I want to begin with this: using algorithms to evaluate writing is nothing new. A holistic scoring rubric and procedure for, say, calibrating human raters of essays…that’s an algorithmic approach. The algorithm is the procedure, after all, and the motive to use it lies in the goal of systematizing something that is typically a complex interpretive task. Whether we do it with humans or hand over the interpretive task to machines, we do so at the cost of much of the nuance that an individual reader might bring to the task.
Thankfully, Les Perelman at MIT has been working hard to demonstrate that teaching students to write for an algorithmic scoring process is a bad idea. And as Perelman recently said in an interview, it is a bad idea to let computers execute algorithms for holistic evaluation for a straightforward reason: it doesn’t work. You can ask students to produce text that satisfies the rules of the algorithm and is still bad writing. With human readers, the problem can be overcome, but only if the readers are free to go beyond what the algorithm specifies.
But there is another reason to be skeptical of algorithmic approaches that may be, in the long run, even more compelling. They shift the focus away from giving students formative feedback. They teach humans to behave more like computers. MIT Media Lab director Joi Ito puts it bluntly:
“The paradox is that at the same time we've developed machines that behave more and more like humans, we've developed educational systems that push children to think like computers and behave like robots.”
But Ito is not anti-technology. And neither am I. We can imagine a different sort of role for technology to play in teaching and learning if we work at it. Rather than trying to create machines that read (or write) like humans, we can instead create systems that give humans a chance to focus more on how we might improve as writers and communicators.
What would these look like?
At the Writing, Information, and Digital Experience (WIDE) research center, we’ve been working on assistive technologies that can improve written communication.
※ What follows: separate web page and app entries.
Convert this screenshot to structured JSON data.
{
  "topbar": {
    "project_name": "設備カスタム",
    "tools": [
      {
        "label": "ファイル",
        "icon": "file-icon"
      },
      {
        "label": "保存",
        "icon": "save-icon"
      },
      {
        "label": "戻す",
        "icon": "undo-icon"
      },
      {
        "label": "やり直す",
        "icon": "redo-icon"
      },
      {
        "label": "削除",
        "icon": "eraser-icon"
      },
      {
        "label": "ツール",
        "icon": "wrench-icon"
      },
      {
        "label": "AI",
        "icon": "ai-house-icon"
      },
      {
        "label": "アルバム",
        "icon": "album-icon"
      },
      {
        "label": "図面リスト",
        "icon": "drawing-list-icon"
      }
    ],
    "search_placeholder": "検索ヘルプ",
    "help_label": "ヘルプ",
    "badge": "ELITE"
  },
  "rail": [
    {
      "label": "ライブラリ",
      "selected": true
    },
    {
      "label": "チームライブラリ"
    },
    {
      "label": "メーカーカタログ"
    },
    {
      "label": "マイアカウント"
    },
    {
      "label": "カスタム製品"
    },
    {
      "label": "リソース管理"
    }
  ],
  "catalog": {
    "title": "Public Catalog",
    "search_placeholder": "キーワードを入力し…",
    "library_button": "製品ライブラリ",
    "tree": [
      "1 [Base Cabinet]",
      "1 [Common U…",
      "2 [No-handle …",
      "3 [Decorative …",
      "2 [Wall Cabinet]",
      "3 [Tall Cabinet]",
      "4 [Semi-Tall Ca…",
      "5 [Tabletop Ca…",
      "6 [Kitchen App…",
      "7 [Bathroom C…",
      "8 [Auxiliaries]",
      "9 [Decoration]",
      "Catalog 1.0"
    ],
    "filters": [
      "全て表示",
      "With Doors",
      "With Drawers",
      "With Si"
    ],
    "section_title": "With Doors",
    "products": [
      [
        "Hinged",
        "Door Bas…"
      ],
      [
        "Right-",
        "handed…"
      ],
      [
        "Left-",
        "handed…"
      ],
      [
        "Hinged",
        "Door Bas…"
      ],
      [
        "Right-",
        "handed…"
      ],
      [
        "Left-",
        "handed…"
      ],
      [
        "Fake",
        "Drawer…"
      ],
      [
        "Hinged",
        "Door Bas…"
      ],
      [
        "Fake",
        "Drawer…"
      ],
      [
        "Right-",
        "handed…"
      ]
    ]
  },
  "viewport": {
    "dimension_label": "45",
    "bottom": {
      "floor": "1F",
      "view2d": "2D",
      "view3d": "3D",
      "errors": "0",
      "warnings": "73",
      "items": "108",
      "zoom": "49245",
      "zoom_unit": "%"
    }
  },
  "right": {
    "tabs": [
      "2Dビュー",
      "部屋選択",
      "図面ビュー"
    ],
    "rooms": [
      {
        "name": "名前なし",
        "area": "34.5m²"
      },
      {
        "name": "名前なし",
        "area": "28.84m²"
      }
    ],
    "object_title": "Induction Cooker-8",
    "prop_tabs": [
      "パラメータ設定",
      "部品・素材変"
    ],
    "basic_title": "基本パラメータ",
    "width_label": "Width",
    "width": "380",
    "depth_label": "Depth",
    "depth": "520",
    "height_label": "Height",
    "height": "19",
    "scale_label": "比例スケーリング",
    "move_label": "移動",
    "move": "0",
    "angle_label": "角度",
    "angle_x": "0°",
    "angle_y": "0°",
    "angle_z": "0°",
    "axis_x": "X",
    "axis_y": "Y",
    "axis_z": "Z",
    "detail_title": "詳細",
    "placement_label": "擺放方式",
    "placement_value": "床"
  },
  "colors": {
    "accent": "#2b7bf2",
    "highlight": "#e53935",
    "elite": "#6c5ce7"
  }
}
We’ve used a number of algorithmic approaches to do this. In our peer learning service Eli Review, for instance, we track activity – feedback that reviewers and instructors give to writers, as well what writers do with that feedback – to evaluate the “helpfulness” of a review. We do this as a way to help students learn to become better reviewers, something which itself has been shown to improve writing performance.
Another WIDE project uses a machine learning algorithm to help online discussion facilitators visualize and moderate comments in online forums. We worked with science educators at theMuseum of Life & Science in Durham, NC to develop an application called The Faciloscopewhich gives the museum staff a way to see when contributors to a thread are interacting in ways that are likely to be productive, and when they are not. The facilitator can then choose to intervene, perhaps by asking a question to get the discussion back on track, or perhaps by banning participants engaged in unwanted or unacceptable behavior. The Faciloscope doesn’t automate any of the work, but it does help facilitators who may have many simultaneous threads to attend to know when one could use their attention.
So, how will near future writing technologies influence teaching and learning in writing? It is up to us. Algorithms can have a positive role to play, Joi Ito eloquently argues, in making our world more human. This will only happen, though, if we play an active role in the design of algorithmic tools and focus their use on assistive applications rather than seeking to replace human thinking.